THE PROBLEM
Copy every record that follows, word for word.

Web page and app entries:

[Start of Attachment]

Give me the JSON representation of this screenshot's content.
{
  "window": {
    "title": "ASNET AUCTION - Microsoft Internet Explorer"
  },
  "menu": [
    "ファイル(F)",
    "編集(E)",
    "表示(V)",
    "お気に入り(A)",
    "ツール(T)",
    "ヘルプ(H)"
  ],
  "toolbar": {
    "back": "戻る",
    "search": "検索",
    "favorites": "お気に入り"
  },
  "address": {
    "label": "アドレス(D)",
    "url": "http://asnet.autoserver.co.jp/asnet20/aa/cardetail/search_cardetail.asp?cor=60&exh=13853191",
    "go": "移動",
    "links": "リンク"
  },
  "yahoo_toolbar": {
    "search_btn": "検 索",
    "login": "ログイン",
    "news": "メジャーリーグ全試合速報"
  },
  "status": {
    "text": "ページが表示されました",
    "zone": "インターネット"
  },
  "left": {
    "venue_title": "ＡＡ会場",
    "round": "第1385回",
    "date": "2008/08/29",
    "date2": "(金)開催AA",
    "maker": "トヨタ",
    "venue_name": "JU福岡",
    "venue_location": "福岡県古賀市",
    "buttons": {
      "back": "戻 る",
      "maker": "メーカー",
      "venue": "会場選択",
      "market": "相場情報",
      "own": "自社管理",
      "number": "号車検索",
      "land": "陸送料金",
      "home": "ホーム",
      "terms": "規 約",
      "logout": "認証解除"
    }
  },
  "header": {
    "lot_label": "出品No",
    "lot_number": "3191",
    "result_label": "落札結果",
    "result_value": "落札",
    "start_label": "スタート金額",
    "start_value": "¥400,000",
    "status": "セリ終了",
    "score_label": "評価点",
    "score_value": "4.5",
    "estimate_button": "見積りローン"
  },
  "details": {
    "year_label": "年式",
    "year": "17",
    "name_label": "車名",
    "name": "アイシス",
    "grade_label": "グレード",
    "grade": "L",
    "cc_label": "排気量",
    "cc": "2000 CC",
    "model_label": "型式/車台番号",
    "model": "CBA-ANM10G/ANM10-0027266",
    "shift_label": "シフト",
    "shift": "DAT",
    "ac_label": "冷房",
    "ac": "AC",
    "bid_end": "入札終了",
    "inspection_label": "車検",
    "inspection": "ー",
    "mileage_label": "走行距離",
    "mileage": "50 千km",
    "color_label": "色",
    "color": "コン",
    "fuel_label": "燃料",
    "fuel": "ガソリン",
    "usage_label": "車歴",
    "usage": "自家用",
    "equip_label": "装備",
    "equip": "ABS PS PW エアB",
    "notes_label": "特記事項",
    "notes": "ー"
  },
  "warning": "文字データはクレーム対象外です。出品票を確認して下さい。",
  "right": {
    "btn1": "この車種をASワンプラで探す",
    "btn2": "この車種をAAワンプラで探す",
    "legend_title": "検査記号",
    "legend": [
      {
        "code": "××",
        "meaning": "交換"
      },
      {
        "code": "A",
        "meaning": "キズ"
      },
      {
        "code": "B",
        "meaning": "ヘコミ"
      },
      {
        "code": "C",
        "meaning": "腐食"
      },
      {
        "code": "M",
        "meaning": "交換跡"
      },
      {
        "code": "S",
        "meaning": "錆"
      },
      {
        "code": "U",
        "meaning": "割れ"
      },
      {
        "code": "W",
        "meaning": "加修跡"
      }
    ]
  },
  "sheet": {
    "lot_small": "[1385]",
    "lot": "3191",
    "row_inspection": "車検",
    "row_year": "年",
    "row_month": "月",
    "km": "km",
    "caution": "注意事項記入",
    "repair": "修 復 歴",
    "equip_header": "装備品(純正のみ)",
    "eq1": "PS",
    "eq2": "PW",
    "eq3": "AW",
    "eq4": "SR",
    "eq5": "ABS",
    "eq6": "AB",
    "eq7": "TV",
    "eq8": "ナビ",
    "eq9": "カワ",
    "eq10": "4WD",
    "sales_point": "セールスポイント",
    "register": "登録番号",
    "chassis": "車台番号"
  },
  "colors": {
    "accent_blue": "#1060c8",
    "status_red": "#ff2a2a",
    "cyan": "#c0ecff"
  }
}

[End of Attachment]

EXPECTED ANSWER
Give me the JSON representation of this screenshot's content.
{
  "window": {
    "title": "ASNET AUCTION - Microsoft Internet Explorer"
  },
  "menu": [
    "ファイル(F)",
    "編集(E)",
    "表示(V)",
    "お気に入り(A)",
    "ツール(T)",
    "ヘルプ(H)"
  ],
  "toolbar": {
    "back": "戻る",
    "search": "検索",
    "favorites": "お気に入り"
  },
  "address": {
    "label": "アドレス(D)",
    "url": "http://asnet.autoserver.co.jp/asnet20/aa/cardetail/search_cardetail.asp?cor=60&exh=13853191",
    "go": "移動",
    "links": "リンク"
  },
  "yahoo_toolbar": {
    "search_btn": "検 索",
    "login": "ログイン",
    "news": "メジャーリーグ全試合速報"
  },
  "status": {
    "text": "ページが表示されました",
    "zone": "インターネット"
  },
  "left": {
    "venue_title": "ＡＡ会場",
    "round": "第1385回",
    "date": "2008/08/29",
    "date2": "(金)開催AA",
    "maker": "トヨタ",
    "venue_name": "JU福岡",
    "venue_location": "福岡県古賀市",
    "buttons": {
      "back": "戻 る",
      "maker": "メーカー",
      "venue": "会場選択",
      "market": "相場情報",
      "own": "自社管理",
      "number": "号車検索",
      "land": "陸送料金",
      "home": "ホーム",
      "terms": "規 約",
      "logout": "認証解除"
    }
  },
  "header": {
    "lot_label": "出品No",
    "lot_number": "3191",
    "result_label": "落札結果",
    "result_value": "落札",
    "start_label": "スタート金額",
    "start_value": "¥400,000",
    "status": "セリ終了",
    "score_label": "評価点",
    "score_value": "4.5",
    "estimate_button": "見積りローン"
  },
  "details": {
    "year_label": "年式",
    "year": "17",
    "name_label": "車名",
    "name": "アイシス",
    "grade_label": "グレード",
    "grade": "L",
    "cc_label": "排気量",
    "cc": "2000 CC",
    "model_label": "型式/車台番号",
    "model": "CBA-ANM10G/ANM10-0027266",
    "shift_label": "シフト",
    "shift": "DAT",
    "ac_label": "冷房",
    "ac": "AC",
    "bid_end": "入札終了",
    "inspection_label": "車検",
    "inspection": "ー",
    "mileage_label": "走行距離",
    "mileage": "50 千km",
    "color_label": "色",
    "color": "コン",
    "fuel_label": "燃料",
    "fuel": "ガソリン",
    "usage_label": "車歴",
    "usage": "自家用",
    "equip_label": "装備",
    "equip": "ABS PS PW エアB",
    "notes_label": "特記事項",
    "notes": "ー"
  },
  "warning": "文字データはクレーム対象外です。出品票を確認して下さい。",
  "right": {
    "btn1": "この車種をASワンプラで探す",
    "btn2": "この車種をAAワンプラで探す",
    "legend_title": "検査記号",
    "legend": [
      {
        "code": "××",
        "meaning": "交換"
      },
      {
        "code": "A",
        "meaning": "キズ"
      },
      {
        "code": "B",
        "meaning": "ヘコミ"
      },
      {
        "code": "C",
        "meaning": "腐食"
      },
      {
        "code": "M",
        "meaning": "交換跡"
      },
      {
        "code": "S",
        "meaning": "錆"
      },
      {
        "code": "U",
        "meaning": "割れ"
      },
      {
        "code": "W",
        "meaning": "加修跡"
      }
    ]
  },
  "sheet": {
    "lot_small": "[1385]",
    "lot": "3191",
    "row_inspection": "車検",
    "row_year": "年",
    "row_month": "月",
    "km": "km",
    "caution": "注意事項記入",
    "repair": "修 復 歴",
    "equip_header": "装備品(純正のみ)",
    "eq1": "PS",
    "eq2": "PW",
    "eq3": "AW",
    "eq4": "SR",
    "eq5": "ABS",
    "eq6": "AB",
    "eq7": "TV",
    "eq8": "ナビ",
    "eq9": "カワ",
    "eq10": "4WD",
    "sales_point": "セールスポイント",
    "register": "登録番号",
    "chassis": "車台番号"
  },
  "colors": {
    "accent_blue": "#1060c8",
    "status_red": "#ff2a2a",
    "cyan": "#c0ecff"
  }
}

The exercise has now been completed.